If you haven't read it – maybe I can save you some time.
The book is best described as an economic allegory written by a teenager. It juxtaposes moronic, mendacious government bureaucrats with all knowing private sector wunderkinds, without whom the world will come undone. The bureaucrats work for the Bureau of Economic Planning and their goal is to impose economic justice by nationalizing companies (steel and railroads). Shareholders get nothing.
Maybe I'm being too demanding but I prefer metaphors that have a hint of truth to them. Can you name a company that has been nationalized by the U.S. Government in the last hundred years. I'll bet you can name several that have been saved by the government.
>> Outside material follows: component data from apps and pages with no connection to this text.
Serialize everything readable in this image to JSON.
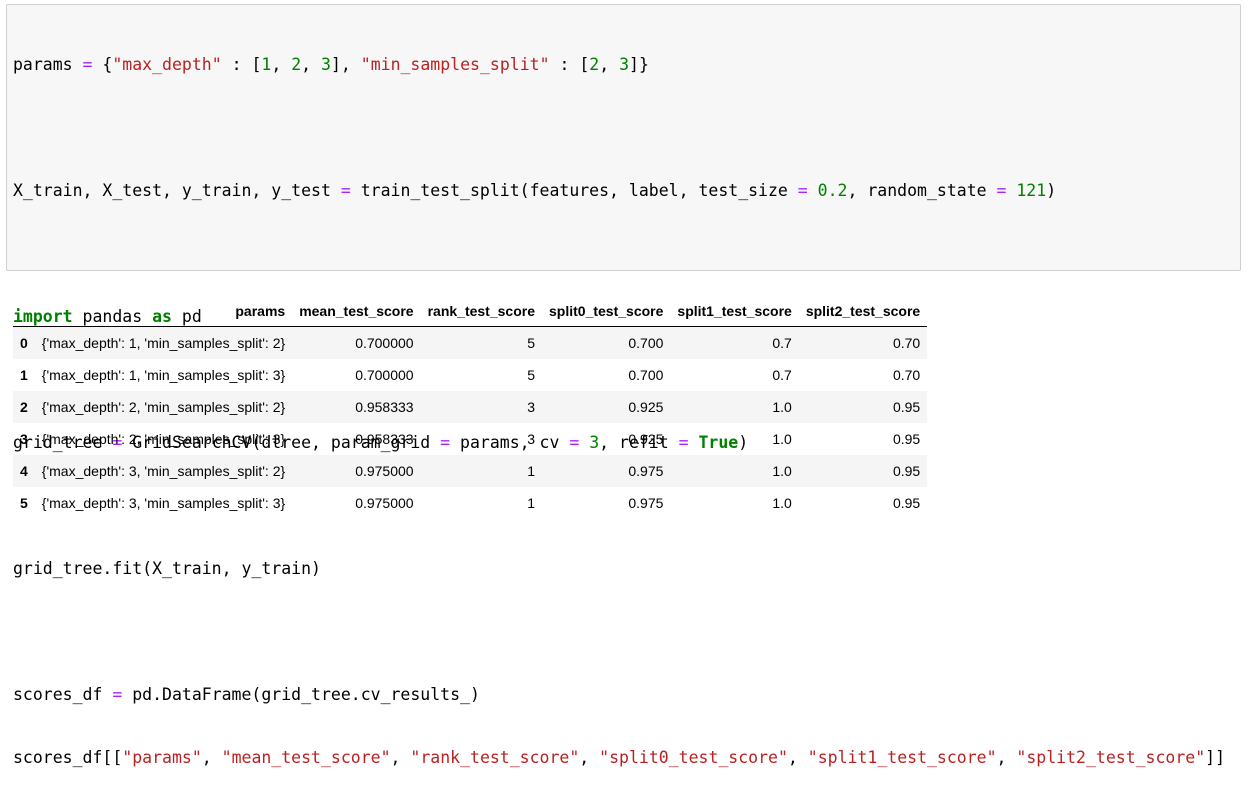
{
  "code_cell": {
    "lines": {
      "params": {
        "var": "params",
        "eq": "=",
        "open": "{",
        "key1": "\"max_depth\"",
        "colon1": ":",
        "lb1": "[",
        "v1": "1",
        "c1": ",",
        "v2": "2",
        "c2": ",",
        "v3": "3",
        "rb1": "],",
        "key2": "\"min_samples_split\"",
        "colon2": ":",
        "lb2": "[",
        "v4": "2",
        "c3": ",",
        "v5": "3",
        "close": "]}"
      },
      "split": {
        "lhs": "X_train, X_test, y_train, y_test",
        "eq": "=",
        "call": "train_test_split(features, label, test_size",
        "eq2": "=",
        "size": "0.2",
        "mid": ", random_state",
        "eq3": "=",
        "seed": "121",
        "end": ")"
      },
      "import": {
        "kw_import": "import",
        "module": "pandas",
        "kw_as": "as",
        "alias": "pd"
      },
      "grid": {
        "lhs": "grid_tree",
        "eq": "=",
        "call": "GridSearchCV(dtree, param_grid",
        "eq2": "=",
        "arg": "params, cv",
        "eq3": "=",
        "cv": "3",
        "mid": ", refit",
        "eq4": "=",
        "refit": "True",
        "end": ")"
      },
      "fit": {
        "text": "grid_tree.fit(X_train, y_train)"
      },
      "df": {
        "lhs": "scores_df",
        "eq": "=",
        "rhs": "pd.DataFrame(grid_tree.cv_results_)"
      },
      "select": {
        "start": "scores_df[[",
        "s1": "\"params\"",
        "s2": "\"mean_test_score\"",
        "s3": "\"rank_test_score\"",
        "s4": "\"split0_test_score\"",
        "s5": "\"split1_test_score\"",
        "s6": "\"split2_test_score\"",
        "sep": ", ",
        "end": "]]"
      }
    }
  },
  "output_table": {
    "columns": [
      "params",
      "mean_test_score",
      "rank_test_score",
      "split0_test_score",
      "split1_test_score",
      "split2_test_score"
    ],
    "rows": [
      {
        "index": "0",
        "params": "{'max_depth': 1, 'min_samples_split': 2}",
        "mean_test_score": "0.700000",
        "rank_test_score": "5",
        "split0_test_score": "0.700",
        "split1_test_score": "0.7",
        "split2_test_score": "0.70"
      },
      {
        "index": "1",
        "params": "{'max_depth': 1, 'min_samples_split': 3}",
        "mean_test_score": "0.700000",
        "rank_test_score": "5",
        "split0_test_score": "0.700",
        "split1_test_score": "0.7",
        "split2_test_score": "0.70"
      },
      {
        "index": "2",
        "params": "{'max_depth': 2, 'min_samples_split': 2}",
        "mean_test_score": "0.958333",
        "rank_test_score": "3",
        "split0_test_score": "0.925",
        "split1_test_score": "1.0",
        "split2_test_score": "0.95"
      },
      {
        "index": "3",
        "params": "{'max_depth': 2, 'min_samples_split': 3}",
        "mean_test_score": "0.958333",
        "rank_test_score": "3",
        "split0_test_score": "0.925",
        "split1_test_score": "1.0",
        "split2_test_score": "0.95"
      },
      {
        "index": "4",
        "params": "{'max_depth': 3, 'min_samples_split': 2}",
        "mean_test_score": "0.975000",
        "rank_test_score": "1",
        "split0_test_score": "0.975",
        "split1_test_score": "1.0",
        "split2_test_score": "0.95"
      },
      {
        "index": "5",
        "params": "{'max_depth': 3, 'min_samples_split': 3}",
        "mean_test_score": "0.975000",
        "rank_test_score": "1",
        "split0_test_score": "0.975",
        "split1_test_score": "1.0",
        "split2_test_score": "0.95"
      }
    ]
  }
}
Last I checked, government employees were leaving to make outrageous sums on Wall Street or in Private Security (in fabulously short time periods) to make up for their paltry incomes and crazy work hours in the public sector… so who is working harder for the people?
Which sector is more mendacious:
- The enfeebled SEC or Bernie Madoff and Goldman Sachs?
- The utility regulators or Enron?
- The NY Fed or Lehman Brothers and AIG?
To assert that the private sector is the epitome of knowledge and efficiency is to never have worked at a bank or insurance company and to never have called up a private water utility company with a grievance. Have Randians missed the fact that the government has become hopelessly infected by corporate lobbyists? The Gov't now works entirely for the private sector not against it. The saddest thing is that I can't think of an earlier period when it was ever the reverse (Was the Sherman anti-trust act anti-business or pro competition?).
How can a book that is so totally disconnected from history resonate? Paul Ryan and Ron Paul seem to have fallen in love with a book full of pure straw men. Wouldn't they [and we] be better served to read Den of Thieves, Conspiracy of Fools, The History of the Standard Oil Company, and The Devil's Casino. Yes, to balance those we should understand what happened at Fanniae Mae. I am definitely not arguing that Gov't is good and the profit motive is evil but one would have to say that in the last five or six years we have been sorely lacking in private sector role models.
Perhaps Ayn just wanted a way to express her thesis that greed and selfishness are always good. The book's complete disconnection from reality defeats this effort entirely. Do libertarians really need 1000 pages of pure fiction to justify the natural meme of selfishness?
Hitchens called it nothing more than super-arrogation and a transcendently awful novel:
What am I left to think of politicians who champion such dreck?